→ **SOURCE INFORMATION**
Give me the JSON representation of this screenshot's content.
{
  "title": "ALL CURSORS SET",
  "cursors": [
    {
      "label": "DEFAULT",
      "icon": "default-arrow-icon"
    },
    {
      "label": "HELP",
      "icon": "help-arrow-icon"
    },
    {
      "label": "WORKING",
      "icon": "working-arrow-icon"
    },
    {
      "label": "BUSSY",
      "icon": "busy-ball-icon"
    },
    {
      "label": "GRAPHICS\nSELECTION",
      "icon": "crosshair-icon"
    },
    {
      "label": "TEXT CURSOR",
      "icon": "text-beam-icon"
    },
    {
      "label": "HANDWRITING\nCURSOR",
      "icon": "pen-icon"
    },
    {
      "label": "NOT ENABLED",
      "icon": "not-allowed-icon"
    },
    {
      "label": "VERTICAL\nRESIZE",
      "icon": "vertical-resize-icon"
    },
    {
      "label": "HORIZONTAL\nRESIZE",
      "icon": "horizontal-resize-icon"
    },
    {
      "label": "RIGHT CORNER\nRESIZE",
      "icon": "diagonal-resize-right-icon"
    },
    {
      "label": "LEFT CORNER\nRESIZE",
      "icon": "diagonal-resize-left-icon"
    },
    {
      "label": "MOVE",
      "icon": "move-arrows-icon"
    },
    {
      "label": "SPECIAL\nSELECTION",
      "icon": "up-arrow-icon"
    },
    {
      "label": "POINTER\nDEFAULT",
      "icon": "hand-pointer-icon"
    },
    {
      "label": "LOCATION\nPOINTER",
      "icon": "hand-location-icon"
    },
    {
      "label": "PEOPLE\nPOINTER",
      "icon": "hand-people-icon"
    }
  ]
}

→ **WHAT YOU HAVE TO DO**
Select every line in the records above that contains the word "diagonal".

→ **RESPONSE TO THE EXERCISE**
      "icon": "diagonal-resize-right-icon"
      "icon": "diagonal-resize-left-icon"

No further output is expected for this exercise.